*EXERCISE BRIEF*: Report each line from the data below that holds the word "налоговой".

Stored dataset items
○ ○ ○ ○ ○

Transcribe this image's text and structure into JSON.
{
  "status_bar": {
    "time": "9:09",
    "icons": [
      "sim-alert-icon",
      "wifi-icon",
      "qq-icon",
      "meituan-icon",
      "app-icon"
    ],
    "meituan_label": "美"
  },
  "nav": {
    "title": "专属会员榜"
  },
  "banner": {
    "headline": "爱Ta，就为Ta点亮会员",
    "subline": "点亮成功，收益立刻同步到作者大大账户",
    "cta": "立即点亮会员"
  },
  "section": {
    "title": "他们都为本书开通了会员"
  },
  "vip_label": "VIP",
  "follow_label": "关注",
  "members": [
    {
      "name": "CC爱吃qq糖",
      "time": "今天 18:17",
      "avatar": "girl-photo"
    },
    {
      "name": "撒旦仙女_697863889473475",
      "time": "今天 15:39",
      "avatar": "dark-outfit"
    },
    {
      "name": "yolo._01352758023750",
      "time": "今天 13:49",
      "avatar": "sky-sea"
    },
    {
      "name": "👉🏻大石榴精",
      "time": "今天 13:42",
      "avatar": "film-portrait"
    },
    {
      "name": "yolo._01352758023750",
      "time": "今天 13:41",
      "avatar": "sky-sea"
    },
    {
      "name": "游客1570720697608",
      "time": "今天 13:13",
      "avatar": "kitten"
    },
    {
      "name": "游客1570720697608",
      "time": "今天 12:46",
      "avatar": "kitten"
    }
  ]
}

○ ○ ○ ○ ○

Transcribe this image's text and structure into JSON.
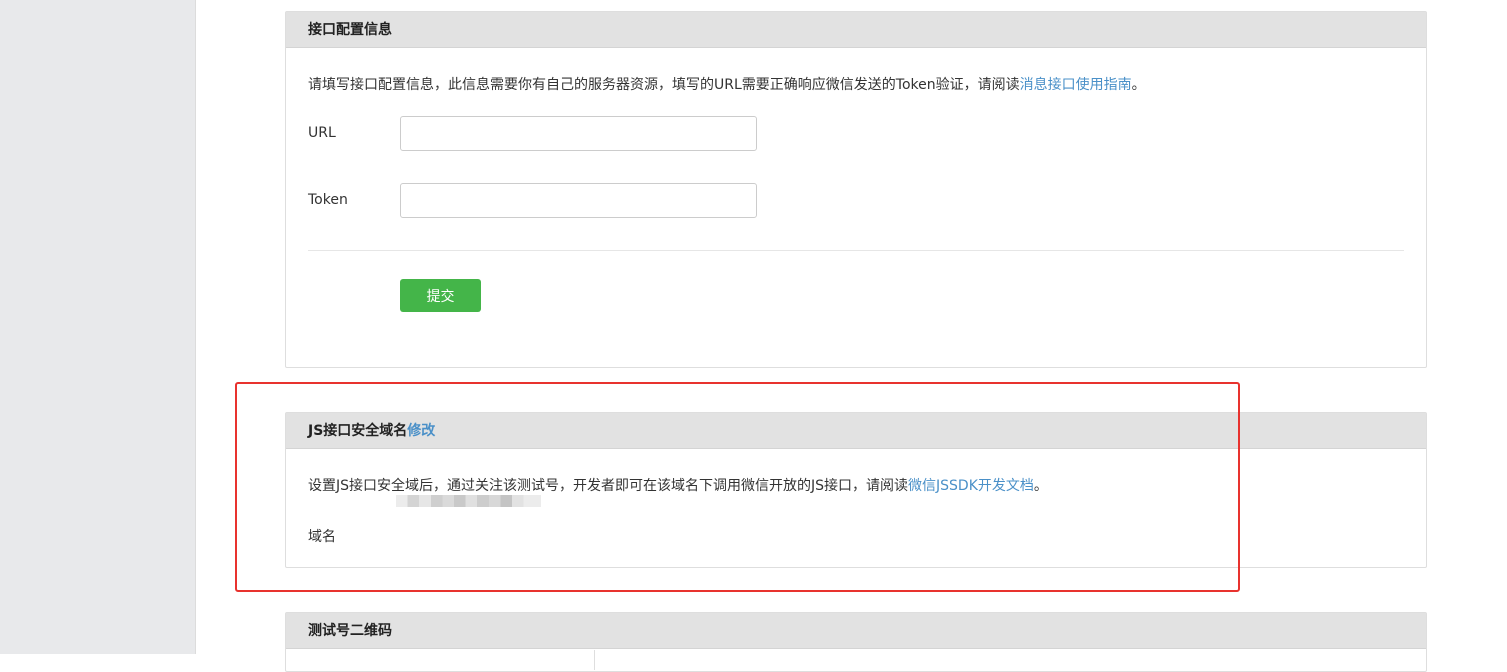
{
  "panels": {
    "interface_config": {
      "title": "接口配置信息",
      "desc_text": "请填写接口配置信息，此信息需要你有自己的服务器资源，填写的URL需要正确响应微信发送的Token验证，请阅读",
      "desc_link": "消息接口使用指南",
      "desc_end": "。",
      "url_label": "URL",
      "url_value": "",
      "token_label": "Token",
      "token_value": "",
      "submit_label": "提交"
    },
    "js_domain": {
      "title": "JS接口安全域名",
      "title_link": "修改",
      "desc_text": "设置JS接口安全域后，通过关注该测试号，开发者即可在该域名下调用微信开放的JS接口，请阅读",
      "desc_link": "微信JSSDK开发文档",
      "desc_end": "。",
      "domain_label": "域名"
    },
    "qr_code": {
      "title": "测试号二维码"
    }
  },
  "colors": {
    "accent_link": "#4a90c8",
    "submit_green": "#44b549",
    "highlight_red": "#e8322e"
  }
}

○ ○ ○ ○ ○

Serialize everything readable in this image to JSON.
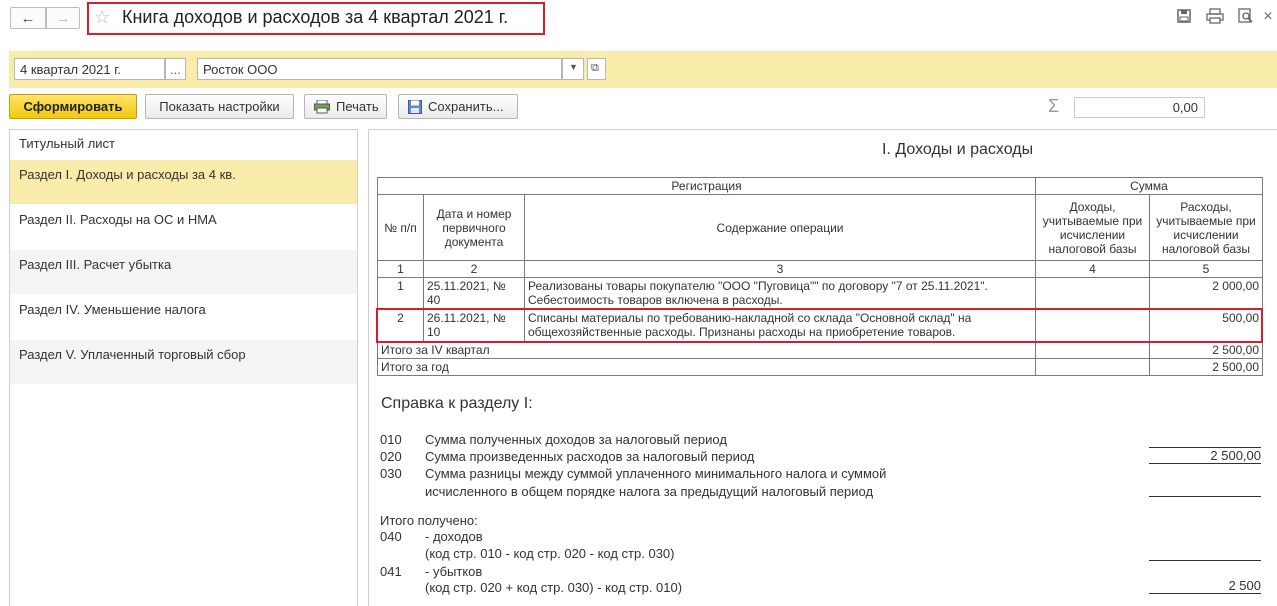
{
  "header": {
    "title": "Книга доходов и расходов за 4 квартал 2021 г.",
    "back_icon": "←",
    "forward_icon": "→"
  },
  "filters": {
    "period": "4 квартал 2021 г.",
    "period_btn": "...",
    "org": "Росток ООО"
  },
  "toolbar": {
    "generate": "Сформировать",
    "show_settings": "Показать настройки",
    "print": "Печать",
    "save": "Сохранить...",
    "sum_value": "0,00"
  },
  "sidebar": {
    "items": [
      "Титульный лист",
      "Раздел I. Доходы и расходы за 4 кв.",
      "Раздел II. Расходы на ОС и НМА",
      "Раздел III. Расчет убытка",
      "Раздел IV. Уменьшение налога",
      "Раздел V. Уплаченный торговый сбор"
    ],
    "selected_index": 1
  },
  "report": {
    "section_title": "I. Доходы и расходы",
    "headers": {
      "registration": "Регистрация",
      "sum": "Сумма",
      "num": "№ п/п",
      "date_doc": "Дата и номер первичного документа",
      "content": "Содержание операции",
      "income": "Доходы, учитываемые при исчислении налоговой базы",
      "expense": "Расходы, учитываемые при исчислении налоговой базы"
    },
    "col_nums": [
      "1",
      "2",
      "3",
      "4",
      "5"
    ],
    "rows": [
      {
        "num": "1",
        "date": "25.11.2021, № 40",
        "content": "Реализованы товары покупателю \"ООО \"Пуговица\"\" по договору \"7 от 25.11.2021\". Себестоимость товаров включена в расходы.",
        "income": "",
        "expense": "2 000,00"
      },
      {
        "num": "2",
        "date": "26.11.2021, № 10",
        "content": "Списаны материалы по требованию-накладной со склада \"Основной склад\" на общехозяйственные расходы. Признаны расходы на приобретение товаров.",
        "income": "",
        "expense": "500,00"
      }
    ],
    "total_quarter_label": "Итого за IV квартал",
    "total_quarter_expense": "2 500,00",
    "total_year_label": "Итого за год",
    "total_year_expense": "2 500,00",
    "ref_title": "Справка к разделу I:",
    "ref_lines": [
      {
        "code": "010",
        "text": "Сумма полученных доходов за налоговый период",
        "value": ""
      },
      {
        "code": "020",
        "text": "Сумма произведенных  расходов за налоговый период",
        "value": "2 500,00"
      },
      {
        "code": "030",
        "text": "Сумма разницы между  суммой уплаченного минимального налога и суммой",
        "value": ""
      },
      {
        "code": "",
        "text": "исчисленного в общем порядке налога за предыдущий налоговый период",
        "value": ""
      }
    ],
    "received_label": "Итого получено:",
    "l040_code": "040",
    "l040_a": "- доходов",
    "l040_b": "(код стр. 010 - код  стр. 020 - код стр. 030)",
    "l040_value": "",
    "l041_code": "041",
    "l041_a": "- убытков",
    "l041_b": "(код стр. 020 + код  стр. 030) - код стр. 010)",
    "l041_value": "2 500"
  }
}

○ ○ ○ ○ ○

*OUTPUT OF THE TASK*:
      "income": "Доходы, учитываемые при исчислении налоговой базы",
      "expense": "Расходы, учитываемые при исчислении налоговой базы"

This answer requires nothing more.